When I was living in San Francisco, unemployed during the dot-com bust, I had more than one recruiter tell me I wouldn’t get a job because I hadn’t gone to an Ivy League school. I was in my mid-twenties. What were these recruiters expecting me to do? Find myself a nice man, get married, and call it quits? If that’s the life I wanted to build for myself, I would have married the promising young medical student I was engaged to when I was twenty-three, who I was sure would go on to be very successful.

Luckily, I eventually found an employer who was willing to entertain the idea I might have something to offer, notwithstanding my educational shortcomings; though the recruiter’s words stayed with me. It didn’t help matters that in San Francisco, as in many metropolitan areas, I was living amongst highly educated individuals not at all representative of the average population. I carried my perceived shortcomings everywhere I went. “If only I had…then maybe right now I would be…” And so went the self-talk – the “what if” reality I lived in my head until I was accepted into Columbia for graduate school. Finally, now things were going to be different. The dreadful black smudge which blemished my resume would be erased. I was going to be good enough.

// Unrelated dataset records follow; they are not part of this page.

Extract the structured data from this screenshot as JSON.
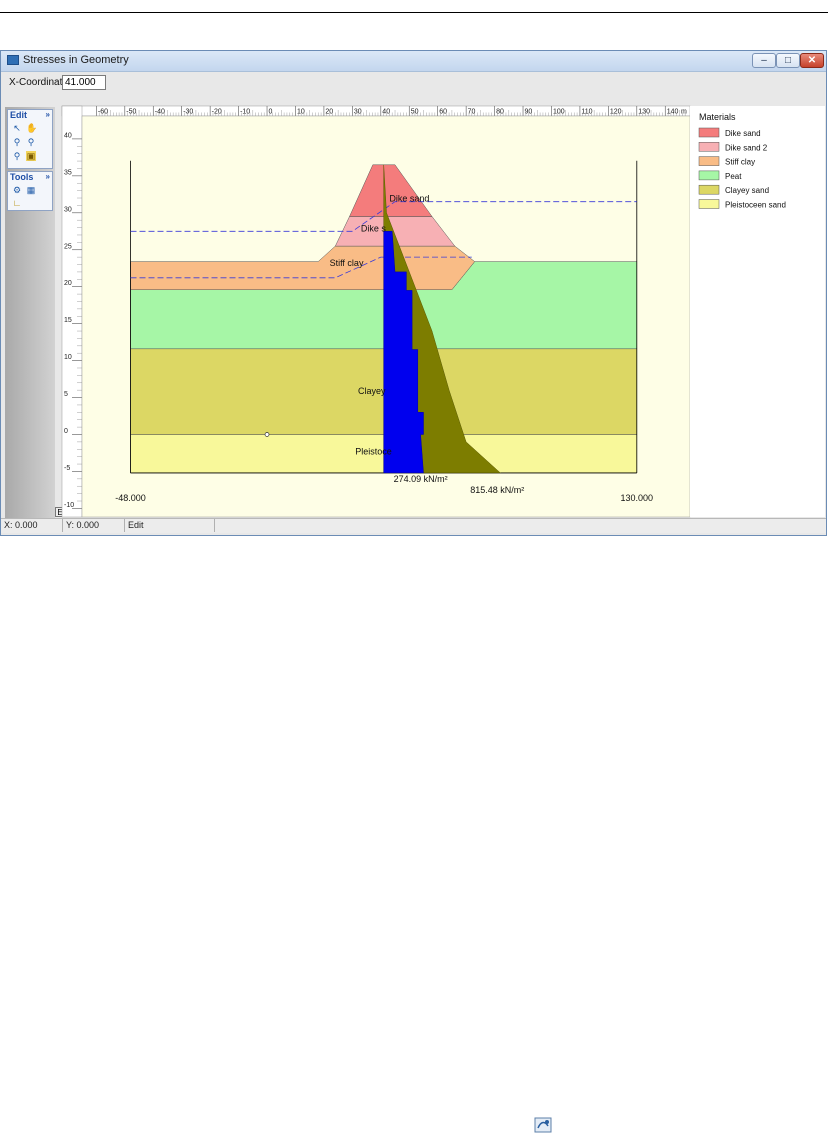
{
  "window": {
    "title": "Stresses in Geometry",
    "min": "–",
    "max": "□",
    "close": "✕"
  },
  "xcoord": {
    "label": "X-Coordinate",
    "value": "41.000"
  },
  "panel": {
    "edit": {
      "title": "Edit",
      "chev": "»"
    },
    "tools": {
      "title": "Tools",
      "chev": "»"
    },
    "e_button": "E"
  },
  "ruler": {
    "x_labels": [
      "-60",
      "-50",
      "-40",
      "-30",
      "-20",
      "-10",
      "0",
      "10",
      "20",
      "30",
      "40",
      "50",
      "60",
      "70",
      "80",
      "90",
      "100",
      "110",
      "120",
      "130",
      "140"
    ],
    "x_unit": "m",
    "y_labels": [
      "40",
      "35",
      "30",
      "25",
      "20",
      "15",
      "10",
      "5",
      "0",
      "-5",
      "-10"
    ]
  },
  "plot": {
    "x_left": "-48.000",
    "x_right": "130.000",
    "stress_left": "274.09 kN/m²",
    "stress_right": "815.48 kN/m²",
    "layer_labels": [
      {
        "text": "Dike sand",
        "x": 43,
        "y": 31.5
      },
      {
        "text": "Dike s",
        "x": 33,
        "y": 27.5
      },
      {
        "text": "Stiff clay",
        "x": 22,
        "y": 22.8
      },
      {
        "text": "Clayey",
        "x": 32,
        "y": 5.5
      },
      {
        "text": "Pleistoce",
        "x": 31,
        "y": -2.7
      }
    ]
  },
  "materials": {
    "title": "Materials",
    "items": [
      {
        "name": "Dike sand",
        "color": "#f47c7c"
      },
      {
        "name": "Dike sand 2",
        "color": "#f7b0b4"
      },
      {
        "name": "Stiff clay",
        "color": "#f9bc86"
      },
      {
        "name": "Peat",
        "color": "#a6f6a6"
      },
      {
        "name": "Clayey sand",
        "color": "#dcd764"
      },
      {
        "name": "Pleistoceen sand",
        "color": "#f8f89a"
      }
    ]
  },
  "status": {
    "x": "X: 0.000",
    "y": "Y: 0.000",
    "mode": "Edit"
  }
}
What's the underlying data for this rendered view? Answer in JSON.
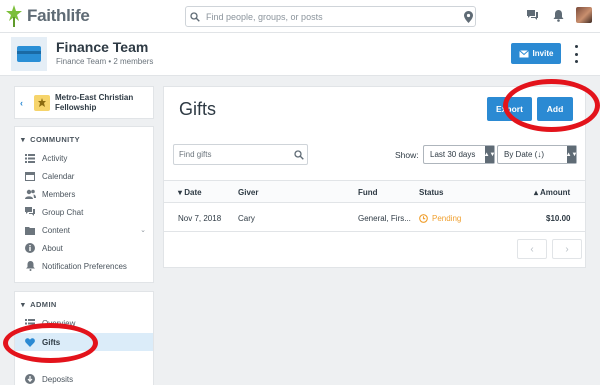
{
  "topbar": {
    "logo_text": "Faithlife",
    "search_placeholder": "Find people, groups, or posts",
    "icons": [
      "logo-icon",
      "search-icon",
      "location-pin-icon",
      "chat-icon",
      "bell-icon",
      "avatar"
    ]
  },
  "group": {
    "title": "Finance Team",
    "subtitle": "Finance Team • 2 members",
    "invite_label": "Invite"
  },
  "sidebar": {
    "parent_group": "Metro-East Christian Fellowship",
    "community_title": "COMMUNITY",
    "community_items": [
      {
        "label": "Activity",
        "icon": "activity-icon"
      },
      {
        "label": "Calendar",
        "icon": "calendar-icon"
      },
      {
        "label": "Members",
        "icon": "members-icon"
      },
      {
        "label": "Group Chat",
        "icon": "chat-icon"
      },
      {
        "label": "Content",
        "icon": "folder-icon"
      },
      {
        "label": "About",
        "icon": "info-icon"
      },
      {
        "label": "Notification Preferences",
        "icon": "bell-icon"
      }
    ],
    "admin_title": "ADMIN",
    "admin_items": [
      {
        "label": "Overview",
        "icon": "overview-icon"
      },
      {
        "label": "Gifts",
        "icon": "heart-icon",
        "active": true
      },
      {
        "label": "Deposits",
        "icon": "deposit-icon"
      }
    ]
  },
  "main": {
    "title": "Gifts",
    "export_label": "Export",
    "add_label": "Add",
    "find_placeholder": "Find gifts",
    "show_label": "Show:",
    "range_value": "Last 30 days",
    "sort_value": "By Date (↓)",
    "columns": {
      "date": "Date",
      "giver": "Giver",
      "fund": "Fund",
      "status": "Status",
      "amount": "Amount"
    },
    "rows": [
      {
        "date": "Nov 7, 2018",
        "giver": "Cary",
        "fund": "General, Firs...",
        "status": "Pending",
        "amount": "$10.00"
      }
    ],
    "pager_prev": "‹",
    "pager_next": "›"
  },
  "colors": {
    "accent": "#2b8ad3",
    "pending": "#f0a030",
    "annotation": "#e3131b"
  }
}
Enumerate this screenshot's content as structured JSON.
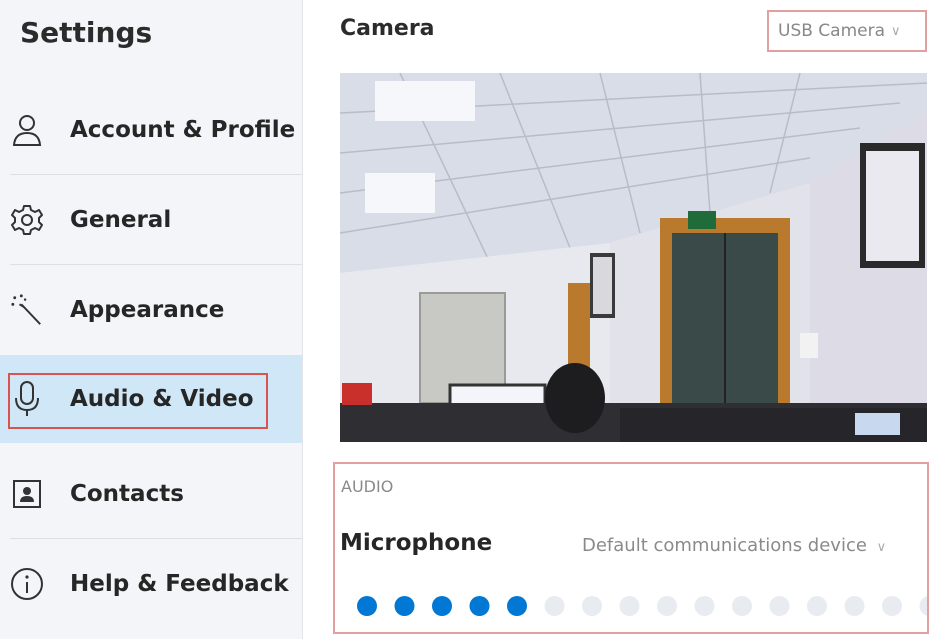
{
  "sidebar": {
    "title": "Settings",
    "items": [
      {
        "label": "Account & Profile",
        "icon": "person-icon"
      },
      {
        "label": "General",
        "icon": "gear-icon"
      },
      {
        "label": "Appearance",
        "icon": "magic-wand-icon"
      },
      {
        "label": "Audio & Video",
        "icon": "microphone-icon",
        "active": true
      },
      {
        "label": "Contacts",
        "icon": "contact-card-icon"
      },
      {
        "label": "Help & Feedback",
        "icon": "info-icon"
      }
    ]
  },
  "camera": {
    "heading": "Camera",
    "selected_device": "USB Camera"
  },
  "audio": {
    "section_label": "AUDIO",
    "microphone_label": "Microphone",
    "microphone_device": "Default communications device",
    "level_active_dots": 5,
    "level_total_dots": 16
  },
  "colors": {
    "accent": "#0078d4",
    "active_bg": "#cfe7f6",
    "highlight_border": "#d9534f",
    "inactive_dot": "#e8ebf0"
  }
}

In a recent conversation with a friend of mine, a colleague from Columbia, we lamented our perceived lack of achievements. I told her this story, which I’m sure she’s heard before and that have I now told to you. “We’re just going to have to accept that this feeling will probably never go away. We’ll forever be striving for what’s next; we’ll likely never feel like we’ve arrived. And that’s okay. Besides, if ever we did arrive, what would we do with ourselves then?”